Can the thickness or size of a part affect how long or at what temperature it needs to be cured? (Assuming that the maximum area load is not exceeded.) A. S.
Three main physical parameters affect the cure of a part:
1) Physical size vs. the oven opening and length will determine the oven size;
2) Metal type (steel, aluminum, cast iron, zinc diecast, etc.) determines the heat transfer, and part weight will determine the time and temperature required in the oven;
3) Maximum part thickness along with No. 2 can affect the time/temperature, especially if there is a significant difference within a part or group of parts.
Oven design and part loading can also affect the part cure:
4) Airflow within the oven (whether batch, monorail, or square-transfer design) can create hot or cold spots.
5) Significant difference in part weight or maximum metal thickness within any batch of parts can create design challenges. Oven temperatures will over/under shoot and/or parts will be over/under cured. That is, mixing heavy castings and light sheet metal within any short time frame will cause a problem.
6) The number of zones and cooling method can also determine total part cure, coating quality and the heating efficiency
Coating type and quality required could also affect part cure:
7) Each coating has an optimum time/metal temperature cure schedule and a normal overcure without quality loss.
8) Quality effects with part over/under cure vary by coating. Usually coating shrink (loss of film thickness) occurs with overcure and loss of corrosion-resistant properties (salt spray, detergent, etc.) occurs with undercure. Gloss variations can also arise depending on the coating, color, and design gloss level.
Whether you are looking for a new system or troubleshooting an existing system, you should involve your coating supplier and equipment supplier in curing considerations. If you plan on running a variety of part thickness, I would recommend starting with the lightest parts and move towards the heaviest parts. Custom coaters often leave heavy (thick) parts in the oven at the end of the shift to “soak” for a proper cure. Changing line speed can also help, but usually creates other problems. Unscheduled (and some scheduled) line stoppages will probably create cure problems.

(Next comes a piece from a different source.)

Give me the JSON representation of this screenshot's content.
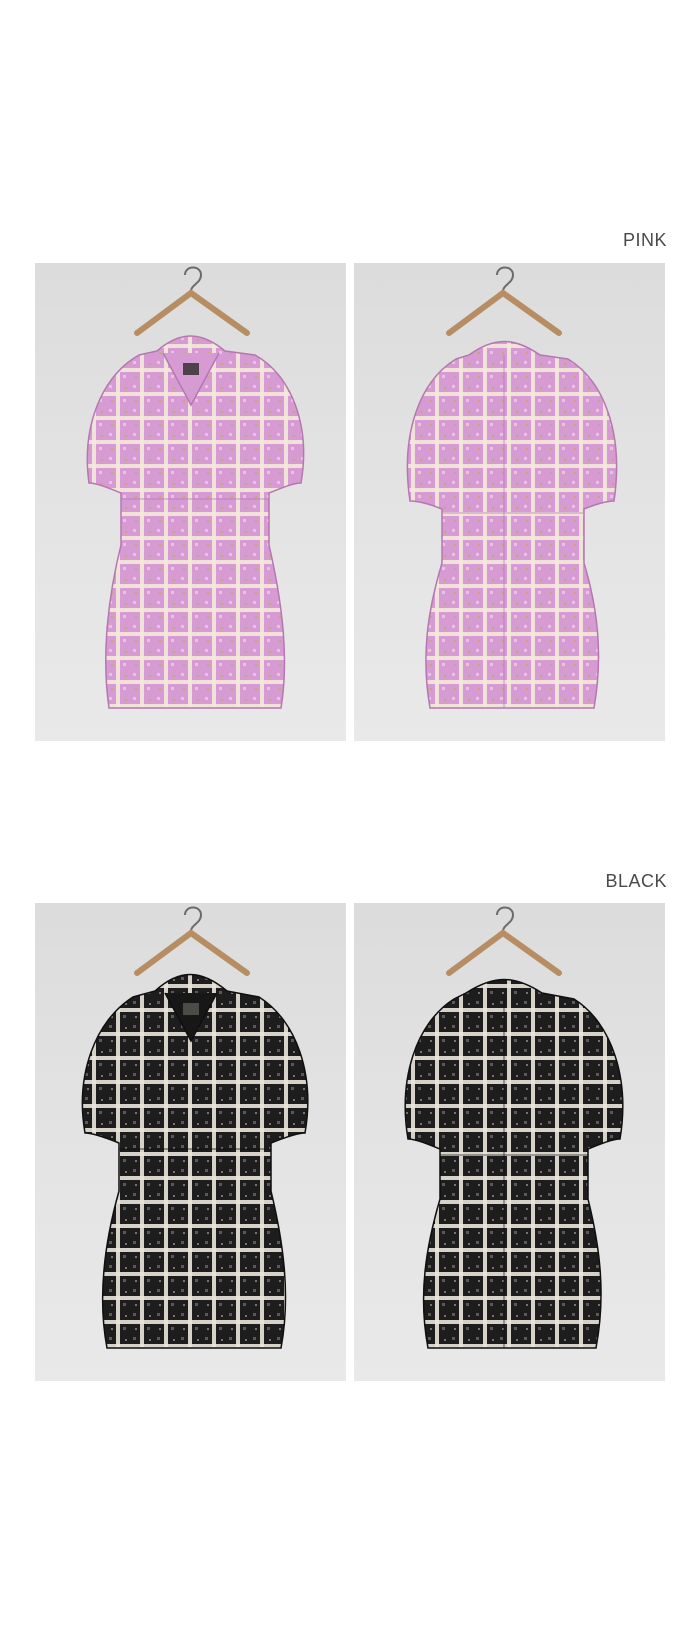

Part cure is best tested by “solvent rubs” but this needs to be done on parts that are cooled using a constant method (type solvent, rub media and pressure) by all testing personnel. The use of a traveling thermal couple recorder is an excellent tool to document and communicate with your suppliers. Both coating and equipment suppliers have them to use at your location. These are beneficial in locating equipment problem (hot/cold spots) or chasing quality problems (thickness difference in a part or group of parts, or line speed changes or stoppages). Many users have purchased their own recorders after borrowing one from their suppliers. Costs have dropped significantly during the past few years, and the units are compatible with most PCs. They are also a good tool for monitoring equipment operation and part quality on a routine basis.blog comments powered by Disqus